Records drawn from a dataset:
::::::

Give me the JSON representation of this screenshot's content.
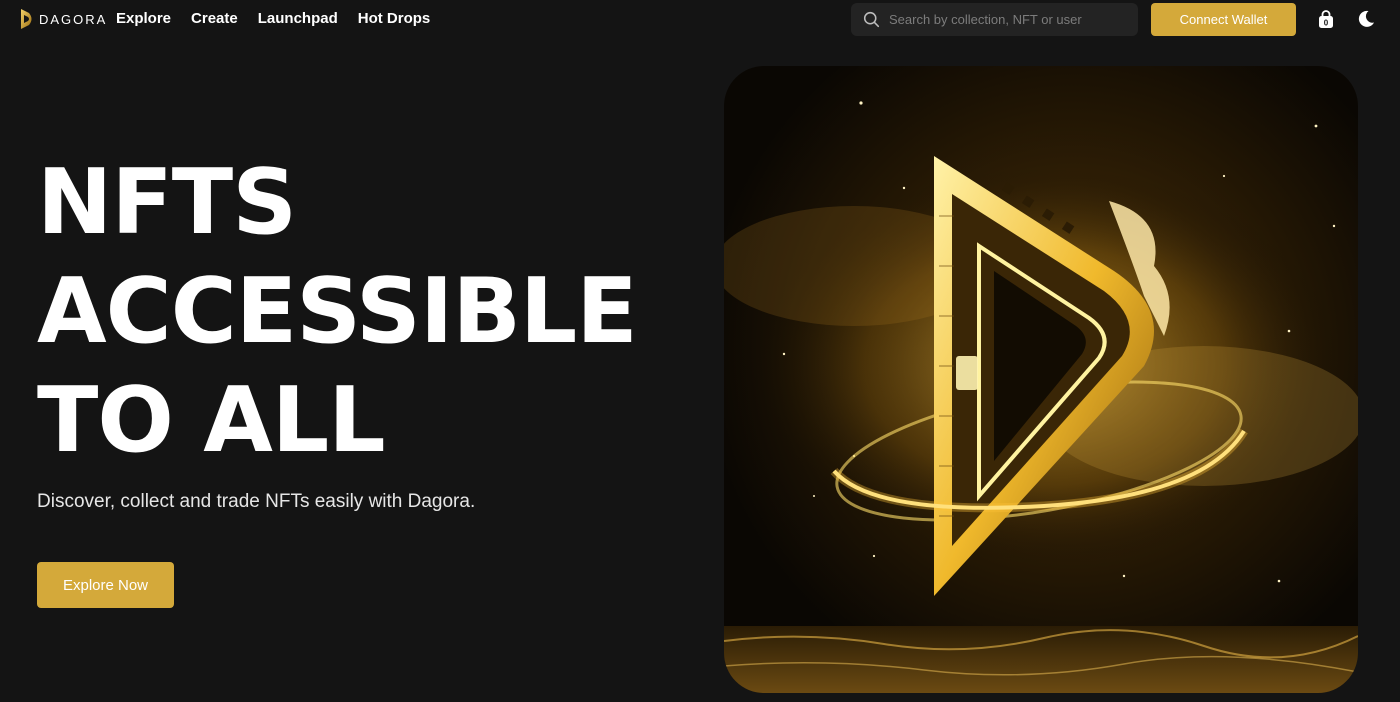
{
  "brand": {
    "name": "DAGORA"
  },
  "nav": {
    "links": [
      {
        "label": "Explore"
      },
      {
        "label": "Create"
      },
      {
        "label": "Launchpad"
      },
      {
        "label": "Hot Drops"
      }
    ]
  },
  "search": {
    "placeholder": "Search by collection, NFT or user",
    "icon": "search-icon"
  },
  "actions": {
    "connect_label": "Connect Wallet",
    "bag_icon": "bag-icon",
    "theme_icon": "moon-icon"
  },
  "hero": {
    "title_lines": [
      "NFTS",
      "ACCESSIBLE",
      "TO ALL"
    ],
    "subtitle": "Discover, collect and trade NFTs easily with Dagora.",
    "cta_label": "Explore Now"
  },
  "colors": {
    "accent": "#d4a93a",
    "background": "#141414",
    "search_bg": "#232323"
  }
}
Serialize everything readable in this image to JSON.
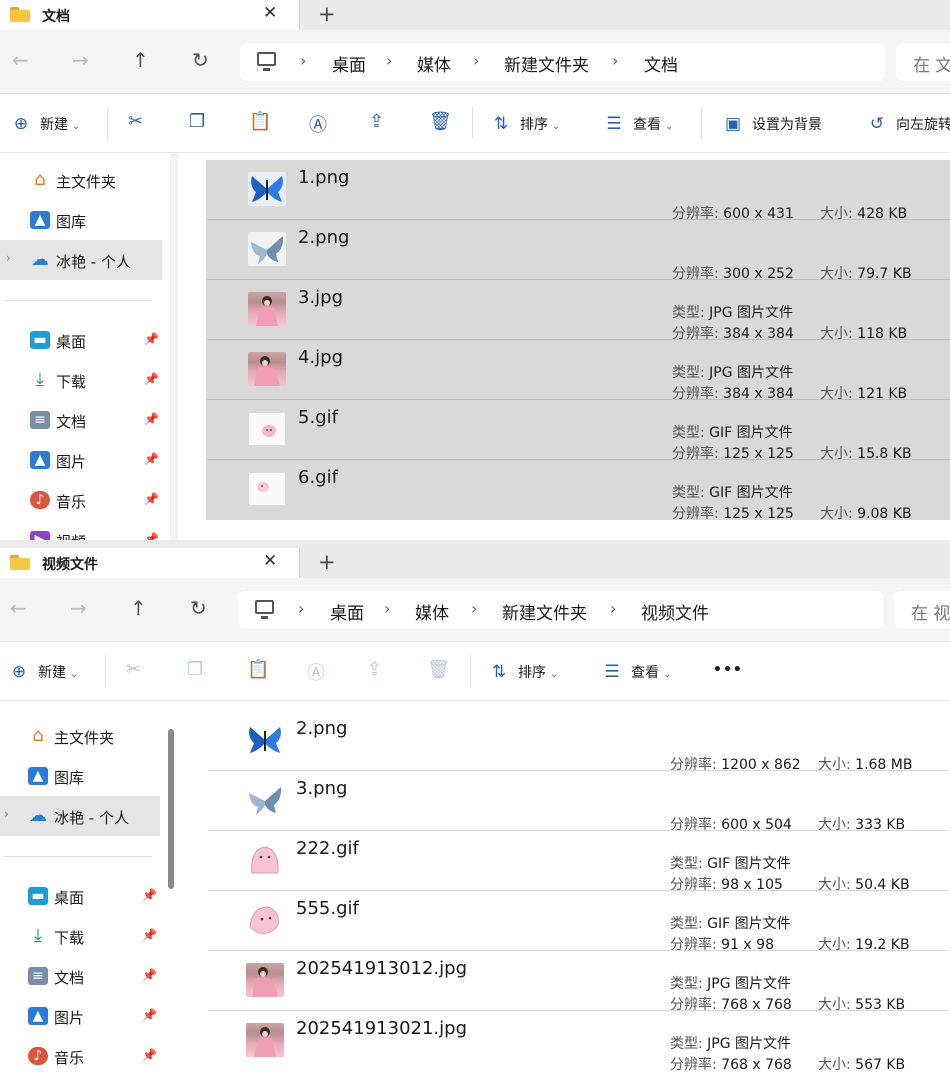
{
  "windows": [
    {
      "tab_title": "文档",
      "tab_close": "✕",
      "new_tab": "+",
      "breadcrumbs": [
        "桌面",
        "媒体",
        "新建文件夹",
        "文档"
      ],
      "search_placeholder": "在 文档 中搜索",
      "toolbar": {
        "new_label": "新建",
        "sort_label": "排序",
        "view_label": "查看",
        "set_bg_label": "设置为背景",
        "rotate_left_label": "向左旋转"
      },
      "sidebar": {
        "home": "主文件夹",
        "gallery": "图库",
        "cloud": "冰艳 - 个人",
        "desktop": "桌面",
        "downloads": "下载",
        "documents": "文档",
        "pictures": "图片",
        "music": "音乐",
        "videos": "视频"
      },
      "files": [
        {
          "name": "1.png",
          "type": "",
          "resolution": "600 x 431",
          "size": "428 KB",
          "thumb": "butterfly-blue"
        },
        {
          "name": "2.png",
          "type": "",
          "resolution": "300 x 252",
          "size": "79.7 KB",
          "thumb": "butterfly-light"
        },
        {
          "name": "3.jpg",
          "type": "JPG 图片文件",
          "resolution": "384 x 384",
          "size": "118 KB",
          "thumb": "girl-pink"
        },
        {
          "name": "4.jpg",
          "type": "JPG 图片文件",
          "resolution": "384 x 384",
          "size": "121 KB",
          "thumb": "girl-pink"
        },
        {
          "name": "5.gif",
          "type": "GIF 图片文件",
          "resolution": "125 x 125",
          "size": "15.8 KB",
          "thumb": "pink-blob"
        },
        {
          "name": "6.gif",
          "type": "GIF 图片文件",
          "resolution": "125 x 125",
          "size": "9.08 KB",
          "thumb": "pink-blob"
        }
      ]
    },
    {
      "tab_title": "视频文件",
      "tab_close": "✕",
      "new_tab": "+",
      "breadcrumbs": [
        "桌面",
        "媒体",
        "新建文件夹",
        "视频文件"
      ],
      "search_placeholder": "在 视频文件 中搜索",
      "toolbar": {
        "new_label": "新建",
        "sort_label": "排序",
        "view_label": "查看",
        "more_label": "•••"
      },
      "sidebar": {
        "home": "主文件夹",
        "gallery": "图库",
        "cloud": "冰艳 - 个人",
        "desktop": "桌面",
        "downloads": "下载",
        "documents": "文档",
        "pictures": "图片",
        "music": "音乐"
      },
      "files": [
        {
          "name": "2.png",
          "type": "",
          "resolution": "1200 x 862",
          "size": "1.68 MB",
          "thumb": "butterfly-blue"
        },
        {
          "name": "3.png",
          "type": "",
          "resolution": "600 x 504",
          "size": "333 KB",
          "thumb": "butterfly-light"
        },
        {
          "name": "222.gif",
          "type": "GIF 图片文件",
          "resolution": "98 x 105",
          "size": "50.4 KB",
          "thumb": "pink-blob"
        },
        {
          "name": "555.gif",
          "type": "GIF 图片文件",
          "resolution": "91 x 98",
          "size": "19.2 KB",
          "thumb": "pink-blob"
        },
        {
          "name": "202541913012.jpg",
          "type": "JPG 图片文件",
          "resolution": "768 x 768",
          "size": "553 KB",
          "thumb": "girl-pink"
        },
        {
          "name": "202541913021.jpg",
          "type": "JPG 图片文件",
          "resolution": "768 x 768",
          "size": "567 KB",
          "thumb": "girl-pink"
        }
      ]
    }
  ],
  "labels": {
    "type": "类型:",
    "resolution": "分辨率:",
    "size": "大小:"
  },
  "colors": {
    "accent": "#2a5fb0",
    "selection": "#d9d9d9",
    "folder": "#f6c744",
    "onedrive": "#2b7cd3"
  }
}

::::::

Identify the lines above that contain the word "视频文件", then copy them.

__FINAL ANSWER__
      "tab_title": "视频文件",
        "视频文件"
      "search_placeholder": "在 视频文件 中搜索",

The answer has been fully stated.